LaRouche v. State Board of Elections
On April 4, 1985, the U.S. Court of Appeals for the Fourth Circuit issued an opinion in LaRouche v. State Board of Elections which reversed a ruling by the U.S. District Court for the Western District of North Carolina concerning Mr. LaRouche's eligibility for the ballot. The district court had ruled that Lyndon H. LaRouche, a publicly funded Presidential primary candidate in 1984, had met the ballot access requirements for the state's 1984 Presidential primary. The appeals court found that the district court had erred in issuing a preliminary injunction to bar holding the primary election without Mr. LaRouche's name on the ballot. Finally, the appeals court noted that, although its ruling came after the 1984 Presidential primary and general elections had been held, the appeal was "not moot because it present[ed] facts which [were] 'capable of repetition, yet evading review.'" See 758 F.2d 998 (1985).
To qualify for Presidential primary ballot access under North Carolina law, an individual must meet the eligibility requirements for Presidential primary matching funds spelled out in 26 U.S.C. §9033. Under this section, among other requirements, the candidate must agree to repay any funds which, based on an FEC audit of the candidate's campaign, are owed to the U.S. Treasury. 11 CFR 9033.1 and 9033.2.
On January 26, 1984, the Commission made an initial determination that Mr. LaRouche had not established matching fund eligibility for the 1984 election because he had failed to live up to this agreement to repay funds) in his 1980 campaign. Pursuant to the FEC's decision, the North Carolina State Board of Elections decided that Mr. LaRouche's name could not be placed on the state's 1984 Presidential primary ballot.
In response to the elections board's decision, Mr. LaRouche filed suit with the federal district court seeking an injunction to bar the primary election, unless the elections board placed his name on the ballot.
District court ruling
The district court found that the state's adoption of the federal matching fund eligibility requirements as part of the requirements for access to the state's Presidential primary ballot did not violate due process of law. Nevertheless, the court found that the board had erred in denying Mr. LaRouche ballot access. The court was persuaded by Mr. LaRouche's argument that the FEC's refusal to certify his eligibility for matching funds was erroneous. The court therefore issued a preliminary injunction barring the primary election. (Subsequently, the appeals court stayed the district court's injunction, and the primary election was held without Mr. LaRouche's name on the ballot.)
Appeals court ruling
The appeals court agreed with the district court's conclusion that the state could lawfully adopt the federal criteria.
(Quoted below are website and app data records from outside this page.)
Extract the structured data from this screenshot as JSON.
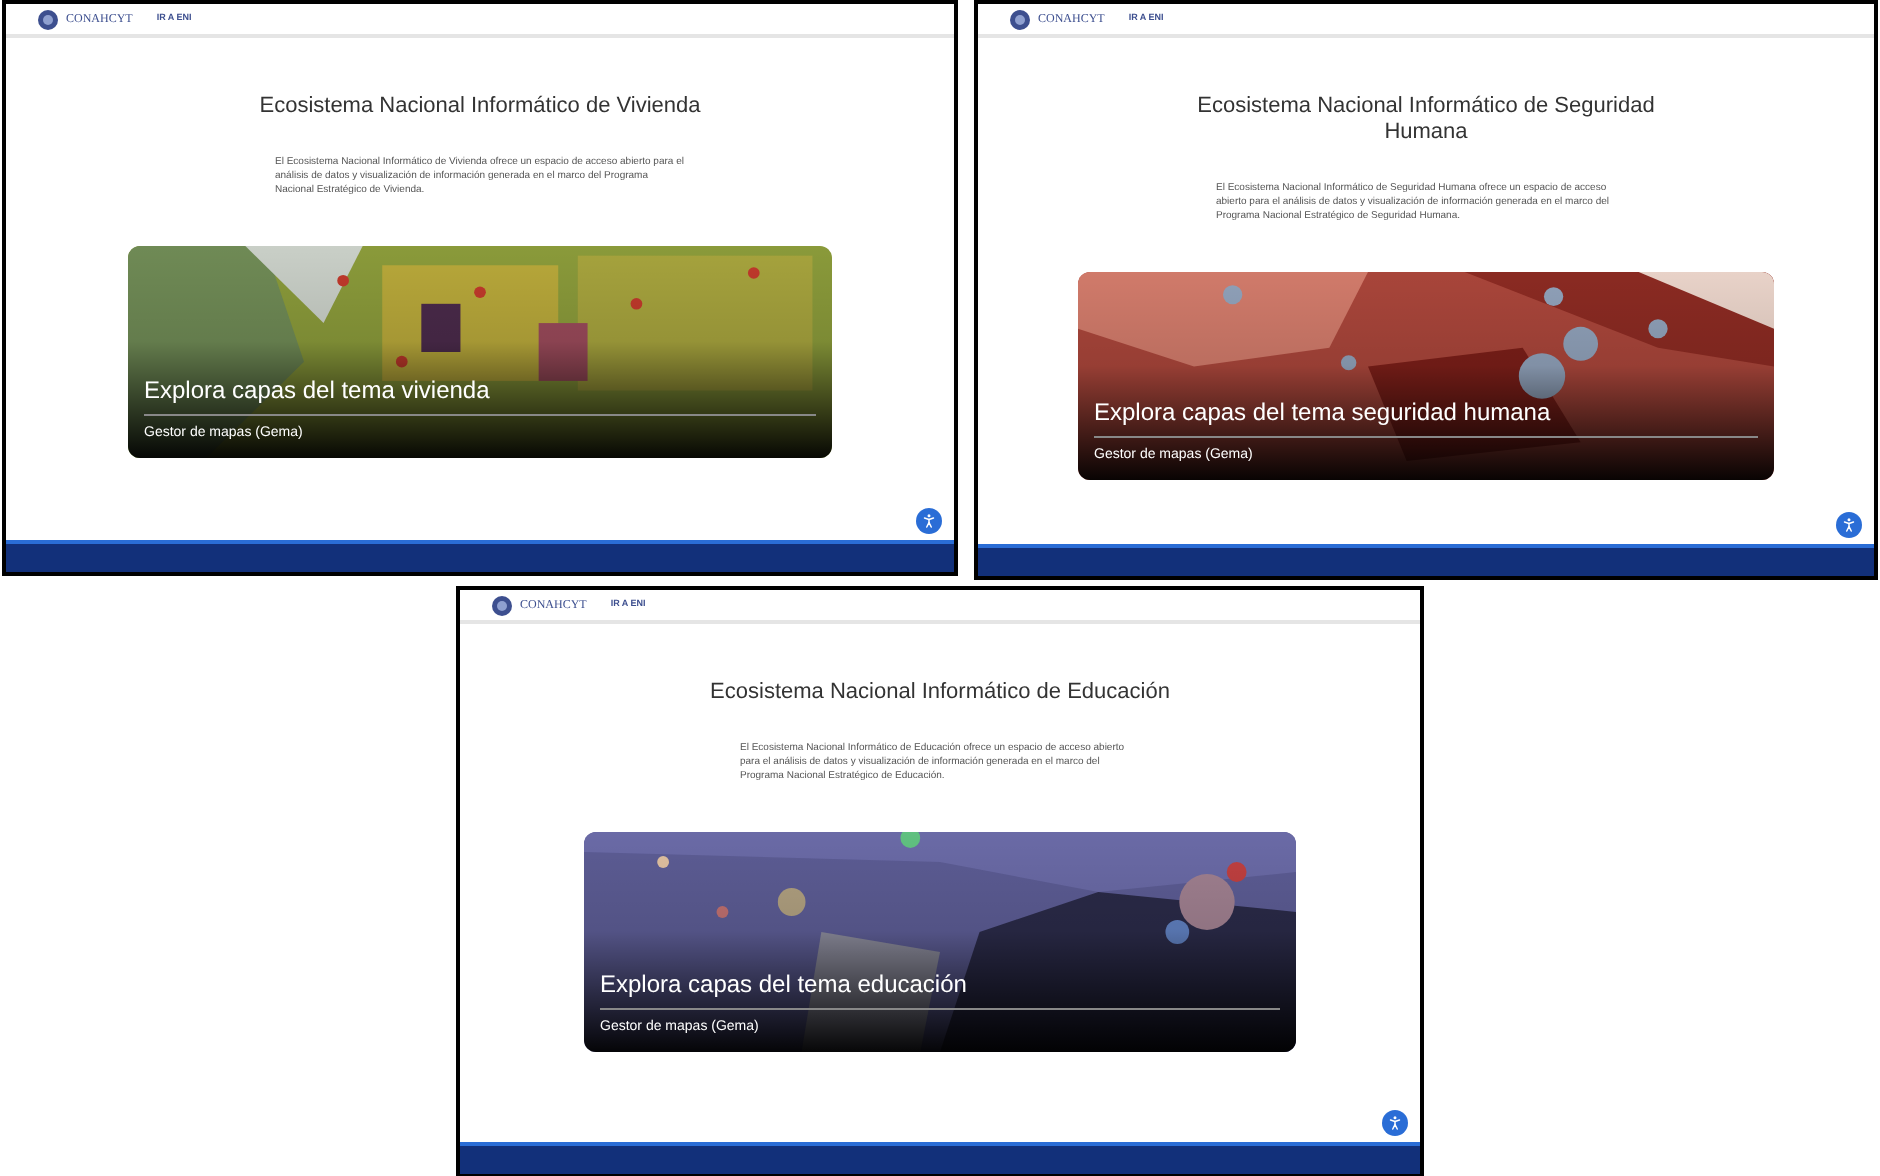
{
  "screens": [
    {
      "header": {
        "brand": "CONAHCYT",
        "link": "IR A ENI"
      },
      "title": "Ecosistema Nacional Informático de Vivienda",
      "description": "El Ecosistema Nacional Informático de Vivienda ofrece un espacio de acceso abierto para el análisis de datos y visualización de información generada en el marco del Programa Nacional Estratégico de Vivienda.",
      "card": {
        "title": "Explora capas del tema vivienda",
        "subtitle": "Gestor de mapas (Gema)"
      }
    },
    {
      "header": {
        "brand": "CONAHCYT",
        "link": "IR A ENI"
      },
      "title": "Ecosistema Nacional Informático de Seguridad Humana",
      "description": "El Ecosistema Nacional Informático de Seguridad Humana ofrece un espacio de acceso abierto para el análisis de datos y visualización de información generada en el marco del Programa Nacional Estratégico de Seguridad Humana.",
      "card": {
        "title": "Explora capas del tema seguridad humana",
        "subtitle": "Gestor de mapas (Gema)"
      }
    },
    {
      "header": {
        "brand": "CONAHCYT",
        "link": "IR A ENI"
      },
      "title": "Ecosistema Nacional Informático de Educación",
      "description": "El Ecosistema Nacional Informático de Educación ofrece un espacio de acceso abierto para el análisis de datos y visualización de información generada en el marco del Programa Nacional Estratégico de Educación.",
      "card": {
        "title": "Explora capas del tema educación",
        "subtitle": "Gestor de mapas (Gema)"
      }
    }
  ]
}
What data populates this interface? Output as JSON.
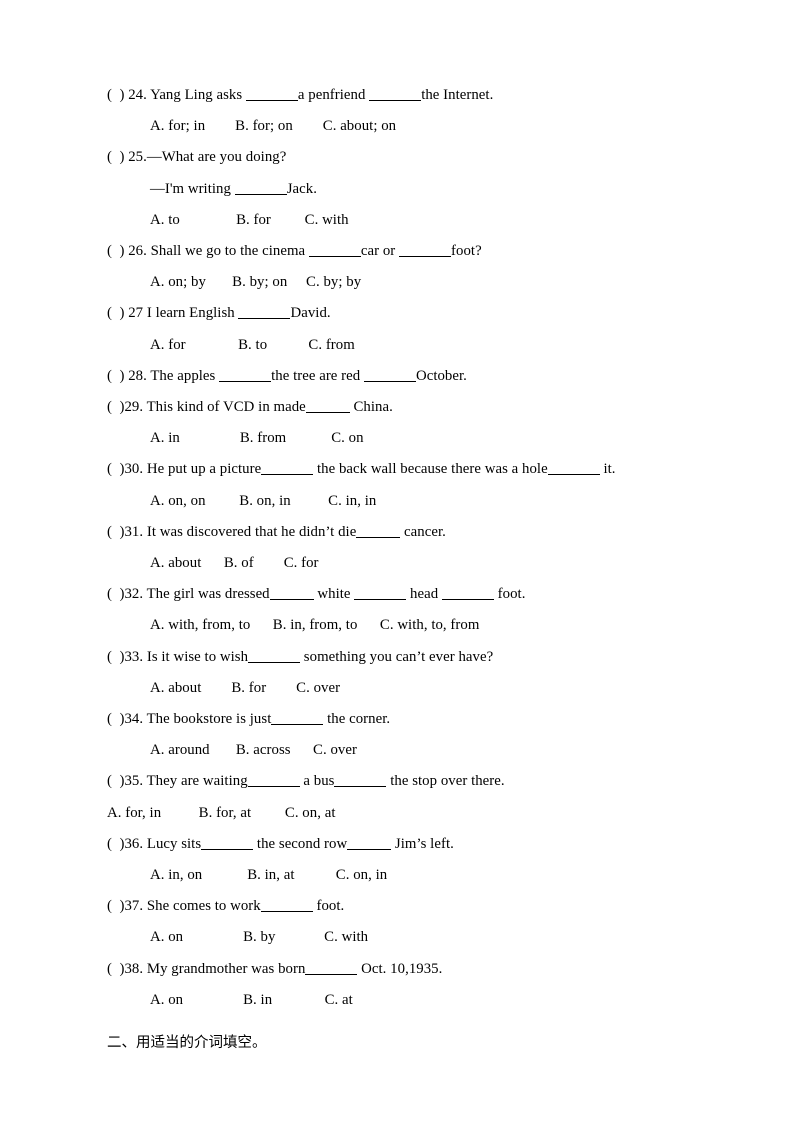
{
  "document": {
    "questions": [
      {
        "marker": "(  ) 24. ",
        "parts": [
          "Yang Ling asks ",
          "a penfriend ",
          "the Internet."
        ],
        "blank_sizes": [
          "b-lg",
          "b-lg"
        ],
        "options": "A. for; in        B. for; on        C. about; on",
        "options_flush": false
      },
      {
        "marker": "(  ) 25.",
        "parts": [
          "—What are you doing?"
        ],
        "blank_sizes": [],
        "options": null,
        "options_flush": false
      },
      {
        "marker": "",
        "parts": [
          "—I'm writing ",
          "Jack."
        ],
        "blank_sizes": [
          "b-lg"
        ],
        "options": "A. to               B. for         C. with",
        "options_flush": false,
        "continuation": true
      },
      {
        "marker": "(  ) 26. ",
        "parts": [
          "Shall we go to the cinema ",
          "car or ",
          "foot?"
        ],
        "blank_sizes": [
          "b-lg",
          "b-lg"
        ],
        "options": "A. on; by       B. by; on     C. by; by",
        "options_flush": false
      },
      {
        "marker": "(  ) 27 ",
        "parts": [
          "I learn English ",
          "David."
        ],
        "blank_sizes": [
          "b-lg"
        ],
        "options": "A. for              B. to           C. from",
        "options_flush": false
      },
      {
        "marker": "(  ) 28. ",
        "parts": [
          "The apples ",
          "the tree are red ",
          "October."
        ],
        "blank_sizes": [
          "b-lg",
          "b-lg"
        ],
        "options": null,
        "options_flush": false
      },
      {
        "marker": "(  )29. ",
        "parts": [
          "This kind of VCD in made",
          " China."
        ],
        "blank_sizes": [
          "b-md"
        ],
        "options": "A. in                B. from            C. on",
        "options_flush": false
      },
      {
        "marker": "(  )30. ",
        "parts": [
          "He put up a picture",
          " the back wall because there was a hole",
          " it."
        ],
        "blank_sizes": [
          "b-lg",
          "b-lg"
        ],
        "options": "A. on, on         B. on, in          C. in, in",
        "options_flush": false
      },
      {
        "marker": "(  )31. ",
        "parts": [
          "It was discovered that he didn’t die",
          " cancer."
        ],
        "blank_sizes": [
          "b-md"
        ],
        "options": "A. about      B. of        C. for",
        "options_flush": false
      },
      {
        "marker": "(  )32. ",
        "parts": [
          "The girl was dressed",
          " white ",
          " head ",
          " foot."
        ],
        "blank_sizes": [
          "b-md",
          "b-lg",
          "b-lg"
        ],
        "options": "A. with, from, to      B. in, from, to      C. with, to, from",
        "options_flush": false
      },
      {
        "marker": "(  )33. ",
        "parts": [
          "Is it wise to wish",
          " something you can’t ever have?"
        ],
        "blank_sizes": [
          "b-lg"
        ],
        "options": "A. about        B. for        C. over",
        "options_flush": false
      },
      {
        "marker": "(  )34. ",
        "parts": [
          "The bookstore is just",
          " the corner."
        ],
        "blank_sizes": [
          "b-lg"
        ],
        "options": "A. around       B. across      C. over",
        "options_flush": false
      },
      {
        "marker": "(  )35. ",
        "parts": [
          "They are waiting",
          " a bus",
          " the stop over there."
        ],
        "blank_sizes": [
          "b-lg",
          "b-lg"
        ],
        "options": "A. for, in          B. for, at         C. on, at",
        "options_flush": true
      },
      {
        "marker": "(  )36. ",
        "parts": [
          "Lucy sits",
          " the second row",
          " Jim’s left."
        ],
        "blank_sizes": [
          "b-lg",
          "b-md"
        ],
        "options": "A. in, on            B. in, at           C. on, in",
        "options_flush": false
      },
      {
        "marker": "(  )37. ",
        "parts": [
          "She comes to work",
          " foot."
        ],
        "blank_sizes": [
          "b-lg"
        ],
        "options": "A. on                B. by             C. with",
        "options_flush": false
      },
      {
        "marker": "(  )38. ",
        "parts": [
          "My grandmother was born",
          " Oct. 10,1935."
        ],
        "blank_sizes": [
          "b-lg"
        ],
        "options": "A. on                B. in              C. at",
        "options_flush": false
      }
    ],
    "section_heading": "二、用适当的介词填空。"
  }
}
However, the appeals court found that "the record discloses that LaRouche had not complied with 26 U.S.C. §9033(a)(3), providing that the candidate agree to pay amounts owed based on FEC audits. Due to LaRouche's failure to honor his §9033(a)(3) agreement concerning the 1980 Presidential election, the FEC legitimately concluded that LaRouche's §9033(a)(3) agreement for the 1984 Presidential election was inadequate." Consequently, "since LaRouche did not fulfill all the federal criteria, the district court erred in enjoining the primary election from proceeding without LaRouche's name on the ballot."
 On April 12, 1984, after Mr. LaRouche's 1980 campaign made the required repayments, the Commission certified that Mr. LaRouche was eligible for Presidential primary matching funds. 11 CFR Parts 9033 and 9036.
Source: FEC Record — August 1985